So it really depends on how much (if any) special help your daughter would need during childhood and what the chances are of her being able to support herself financially via employment in adulthood.
Recently there waw a thread on another forum, started by a father in a similar position to yourself. His 10 year old son is registered blind in the UK. However, David Blunkett is blind too. Some blind people are able to live near-normal lives, do mainstream jobs etc, and the aids for all types of disability are improving all the time. So although this child is technically blind, there is no reason why he should not be able to train for something which would make him financially independent as he gets older.
Initially DIMA tried to refuse the application without even asking for specialist medical and other reports. The father and their Panel Doctor joined forces and stood up to the Department. The PD was convinced that the child will be able to live a near-normal life and she was a great help, I gather. Together she and the father involved the right sorts of specialists, got reports from them and sent them to the Department.
They changed their minds, the visa was then granted without fuss and the family has now validated the visa.
There have been some cases involving people with cerebral palsy, but they all pre-date Robinson and should therefore be treated with caution. Following Robinson, a different decision might have been reached in some of these cases. Please see here:
Some visa-refusals can be appealed to the Migration Review Tribunal. Others can only be appealed to the Court and the Court cannot consider the factual merits, nor can the Court call for further medical reports and a Review Medical Opinion. I know that there is no appeal to the MRT with the skilled 136 visa. I'm not sure about the rest. It would pay to get a referral to a solicitor or Registered Migration Agent with specialist knowledge of the medical stuff and a proven track record of giving reliable advice about this area.
28 Nov 2006 10:50 AM
You will get nowhere talking to Agents in the UK because the ones who are really clued up about the medical stuff are all in Australia.
Peter Bollard is the name on most lips.

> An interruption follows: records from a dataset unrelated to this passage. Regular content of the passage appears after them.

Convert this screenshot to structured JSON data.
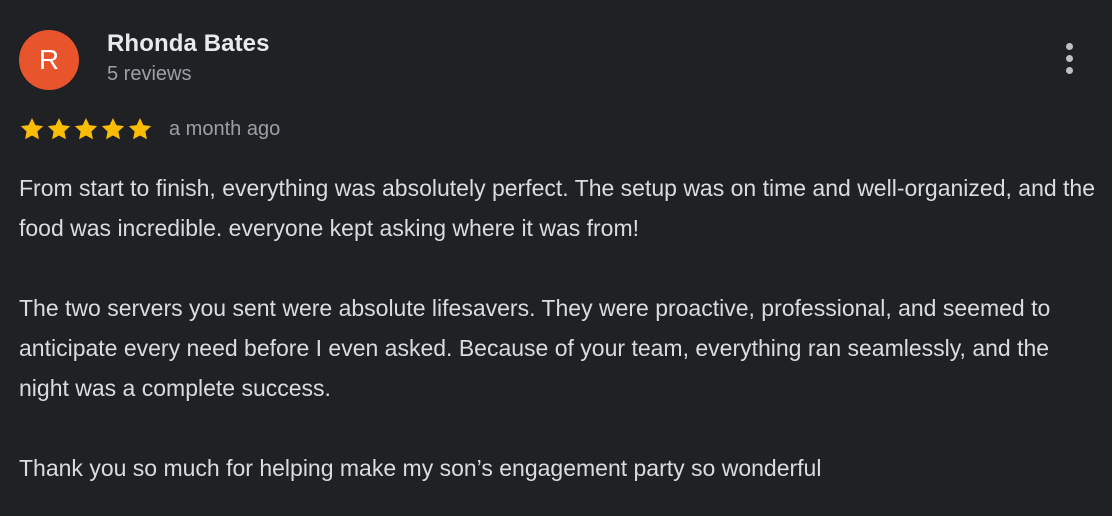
{
  "review": {
    "author": {
      "initial": "R",
      "name": "Rhonda Bates",
      "reviews_count": "5 reviews",
      "avatar_color": "#e8552d"
    },
    "rating": {
      "stars": 5,
      "max": 5,
      "star_color": "#fbbc04"
    },
    "date": "a month ago",
    "menu_icon": "more-vert-icon",
    "paragraphs": [
      "From start to finish, everything was absolutely perfect. The setup was on time and well-organized, and the food was incredible. everyone kept asking where it was from!",
      "The two servers you sent were absolute lifesavers. They were proactive, professional, and seemed to anticipate every need before I even asked. Because of your team, everything ran seamlessly, and the night was a complete success.",
      "Thank you so much for helping make my son’s engagement party so wonderful"
    ]
  }
}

He is a solicitor and a Migration Agent in Sydney, and I gather that he does a lot of the Continuous Professional Development lecturing to Migration Agents about the meds stuff.

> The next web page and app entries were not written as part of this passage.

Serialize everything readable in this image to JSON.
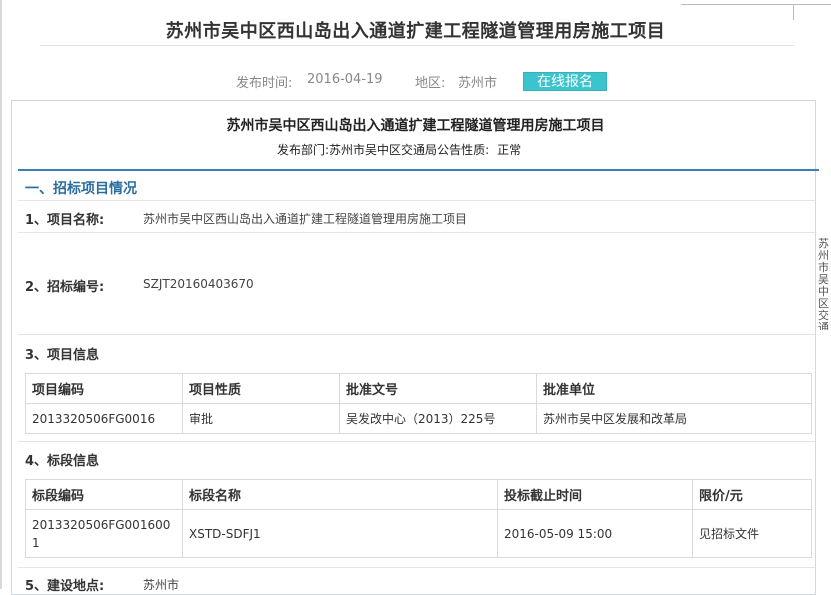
{
  "header": {
    "title": "苏州市吴中区西山岛出入通道扩建工程隧道管理用房施工项目",
    "date_label": "发布时间:",
    "date": "2016-04-19",
    "region_label": "地区:",
    "region": "苏州市",
    "signup_label": "在线报名"
  },
  "notice": {
    "title": "苏州市吴中区西山岛出入通道扩建工程隧道管理用房施工项目",
    "dept_label": "发布部门:",
    "dept": "苏州市吴中区交通局",
    "nature_label": "公告性质:",
    "nature": "正常",
    "section_title": "一、招标项目情况",
    "project_name_label": "1、项目名称:",
    "project_name": "苏州市吴中区西山岛出入通道扩建工程隧道管理用房施工项目",
    "bid_no_label": "2、招标编号:",
    "bid_no": "SZJT20160403670",
    "project_info_label": "3、项目信息",
    "project_table": {
      "headers": [
        "项目编码",
        "项目性质",
        "批准文号",
        "批准单位"
      ],
      "row": [
        "2013320506FG0016",
        "审批",
        "吴发改中心（2013）225号",
        "苏州市吴中区发展和改革局"
      ]
    },
    "lot_info_label": "4、标段信息",
    "lot_table": {
      "headers": [
        "标段编码",
        "标段名称",
        "投标截止时间",
        "限价/元"
      ],
      "row": [
        "2013320506FG0016001",
        "XSTD-SDFJ1",
        "2016-05-09 15:00",
        "见招标文件"
      ]
    },
    "location_label": "5、建设地点:",
    "location": "苏州市"
  },
  "side_text": "苏州市吴中区交通局公告性质:正常SZ"
}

Mark Webster of Acacia is another who teaches the others about the meds stuff, I gather.
Parish Patience are Immi Law Litigation solicitors in Sydney. Diana Tong and Nigel Dobbie there are both said to be clued up on the Meds, and I have read cases where Diana Tong was involved, introduced some very clever ideas and won for her client.
Steven Penglis at Freehills (solicitors) in Perth acted in Robinson and did so pro bono, for which I will never cease to admire him. Freehills are a huge international firm and their fees are probably $1000 an hour. Ms Robinson is a midwife. No way could she have afforded their normal fees, but Steven Penglis waived the fees, got on with it and won for her because he became convinced that the entire legal approach by DIMA was inaccurate and wrong.

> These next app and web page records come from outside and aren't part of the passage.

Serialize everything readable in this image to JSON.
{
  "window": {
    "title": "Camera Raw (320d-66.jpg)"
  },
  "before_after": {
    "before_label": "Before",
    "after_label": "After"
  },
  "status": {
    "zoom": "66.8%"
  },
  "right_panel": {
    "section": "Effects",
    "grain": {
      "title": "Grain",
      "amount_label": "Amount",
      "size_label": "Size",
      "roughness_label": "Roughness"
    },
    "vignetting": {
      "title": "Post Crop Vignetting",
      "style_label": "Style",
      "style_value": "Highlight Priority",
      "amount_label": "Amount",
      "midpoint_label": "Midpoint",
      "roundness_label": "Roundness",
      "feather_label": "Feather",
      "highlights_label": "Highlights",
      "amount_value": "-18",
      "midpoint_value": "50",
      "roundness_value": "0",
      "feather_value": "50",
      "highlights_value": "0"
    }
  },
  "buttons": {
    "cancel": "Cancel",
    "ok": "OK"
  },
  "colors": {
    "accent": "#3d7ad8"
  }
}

DIMA could have appealed to the Full Court against the Fed Court decision in Robinson. I thought they would do so and that they would get the Fed Court decision reversed. However, that did not happen. I think Blake Waldron Dawson advised DIMA in Robinson. Whoever advised DIMA (because DIMA use external solicitors for the big cases and the implications of Robinson are immense) presumably DIMA was advised that an appeal by them against the Fed Court decision in Robinson would not succeed.
DIMA's response to Robinson has been to alter its instructions to the MOC, to make the MOC aware that the Court will not accept notions about, 'The child has Down's so we needn't bother to read Dr Blogg's report, since this application is a non-starter owing to the child having Down's.' The MOC doctors are good guys. They had been told that the generic approach was The Law, which it was for a while. However, Steven Penglis has nipped that firmly in the bud and he is the guy you should be thanking, not me. I am merely an observer.